Entries from a dataset of interfaces:
☆ ☆ ☆

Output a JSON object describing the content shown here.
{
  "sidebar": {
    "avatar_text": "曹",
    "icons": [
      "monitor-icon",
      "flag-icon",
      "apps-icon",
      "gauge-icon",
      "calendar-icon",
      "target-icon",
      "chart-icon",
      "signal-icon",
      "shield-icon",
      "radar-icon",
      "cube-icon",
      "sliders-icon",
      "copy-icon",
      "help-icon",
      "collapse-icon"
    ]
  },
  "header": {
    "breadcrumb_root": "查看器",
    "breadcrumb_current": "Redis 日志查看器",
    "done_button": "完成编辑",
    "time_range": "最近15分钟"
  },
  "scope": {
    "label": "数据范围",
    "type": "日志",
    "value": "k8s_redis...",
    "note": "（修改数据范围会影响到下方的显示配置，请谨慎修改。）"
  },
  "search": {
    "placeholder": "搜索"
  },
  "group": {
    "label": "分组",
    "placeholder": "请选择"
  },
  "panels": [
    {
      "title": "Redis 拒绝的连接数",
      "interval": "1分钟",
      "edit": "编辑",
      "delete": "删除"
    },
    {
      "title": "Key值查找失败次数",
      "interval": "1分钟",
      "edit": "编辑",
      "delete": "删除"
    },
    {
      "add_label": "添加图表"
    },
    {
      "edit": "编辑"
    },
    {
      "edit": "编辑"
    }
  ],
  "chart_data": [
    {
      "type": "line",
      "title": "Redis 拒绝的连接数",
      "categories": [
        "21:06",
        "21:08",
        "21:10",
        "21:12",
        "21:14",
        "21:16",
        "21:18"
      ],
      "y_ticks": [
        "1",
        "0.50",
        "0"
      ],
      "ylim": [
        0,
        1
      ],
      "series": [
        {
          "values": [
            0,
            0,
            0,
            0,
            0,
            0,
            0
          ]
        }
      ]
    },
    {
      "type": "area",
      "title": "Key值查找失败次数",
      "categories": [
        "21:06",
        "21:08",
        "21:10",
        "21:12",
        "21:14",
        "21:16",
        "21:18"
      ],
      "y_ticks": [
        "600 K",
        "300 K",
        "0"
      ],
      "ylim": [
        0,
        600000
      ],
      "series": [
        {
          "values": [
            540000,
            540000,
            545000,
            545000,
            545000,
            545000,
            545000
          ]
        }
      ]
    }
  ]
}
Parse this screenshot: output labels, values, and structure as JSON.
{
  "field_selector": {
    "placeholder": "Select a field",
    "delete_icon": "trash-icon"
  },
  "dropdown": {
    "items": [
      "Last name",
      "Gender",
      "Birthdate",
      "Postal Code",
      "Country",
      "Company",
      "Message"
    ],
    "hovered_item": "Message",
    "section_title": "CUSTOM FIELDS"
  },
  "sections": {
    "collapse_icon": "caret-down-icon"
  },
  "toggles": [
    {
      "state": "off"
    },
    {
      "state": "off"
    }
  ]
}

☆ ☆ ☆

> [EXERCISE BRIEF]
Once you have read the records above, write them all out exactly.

> [RESULT FOR THIS EXERCISE]
Output a JSON object describing the content shown here.
{
  "sidebar": {
    "avatar_text": "曹",
    "icons": [
      "monitor-icon",
      "flag-icon",
      "apps-icon",
      "gauge-icon",
      "calendar-icon",
      "target-icon",
      "chart-icon",
      "signal-icon",
      "shield-icon",
      "radar-icon",
      "cube-icon",
      "sliders-icon",
      "copy-icon",
      "help-icon",
      "collapse-icon"
    ]
  },
  "header": {
    "breadcrumb_root": "查看器",
    "breadcrumb_current": "Redis 日志查看器",
    "done_button": "完成编辑",
    "time_range": "最近15分钟"
  },
  "scope": {
    "label": "数据范围",
    "type": "日志",
    "value": "k8s_redis...",
    "note": "（修改数据范围会影响到下方的显示配置，请谨慎修改。）"
  },
  "search": {
    "placeholder": "搜索"
  },
  "group": {
    "label": "分组",
    "placeholder": "请选择"
  },
  "panels": [
    {
      "title": "Redis 拒绝的连接数",
      "interval": "1分钟",
      "edit": "编辑",
      "delete": "删除"
    },
    {
      "title": "Key值查找失败次数",
      "interval": "1分钟",
      "edit": "编辑",
      "delete": "删除"
    },
    {
      "add_label": "添加图表"
    },
    {
      "edit": "编辑"
    },
    {
      "edit": "编辑"
    }
  ],
  "chart_data": [
    {
      "type": "line",
      "title": "Redis 拒绝的连接数",
      "categories": [
        "21:06",
        "21:08",
        "21:10",
        "21:12",
        "21:14",
        "21:16",
        "21:18"
      ],
      "y_ticks": [
        "1",
        "0.50",
        "0"
      ],
      "ylim": [
        0,
        1
      ],
      "series": [
        {
          "values": [
            0,
            0,
            0,
            0,
            0,
            0,
            0
          ]
        }
      ]
    },
    {
      "type": "area",
      "title": "Key值查找失败次数",
      "categories": [
        "21:06",
        "21:08",
        "21:10",
        "21:12",
        "21:14",
        "21:16",
        "21:18"
      ],
      "y_ticks": [
        "600 K",
        "300 K",
        "0"
      ],
      "ylim": [
        0,
        600000
      ],
      "series": [
        {
          "values": [
            540000,
            540000,
            545000,
            545000,
            545000,
            545000,
            545000
          ]
        }
      ]
    }
  ]
}
Parse this screenshot: output labels, values, and structure as JSON.
{
  "field_selector": {
    "placeholder": "Select a field",
    "delete_icon": "trash-icon"
  },
  "dropdown": {
    "items": [
      "Last name",
      "Gender",
      "Birthdate",
      "Postal Code",
      "Country",
      "Company",
      "Message"
    ],
    "hovered_item": "Message",
    "section_title": "CUSTOM FIELDS"
  },
  "sections": {
    "collapse_icon": "caret-down-icon"
  },
  "toggles": [
    {
      "state": "off"
    },
    {
      "state": "off"
    }
  ]
}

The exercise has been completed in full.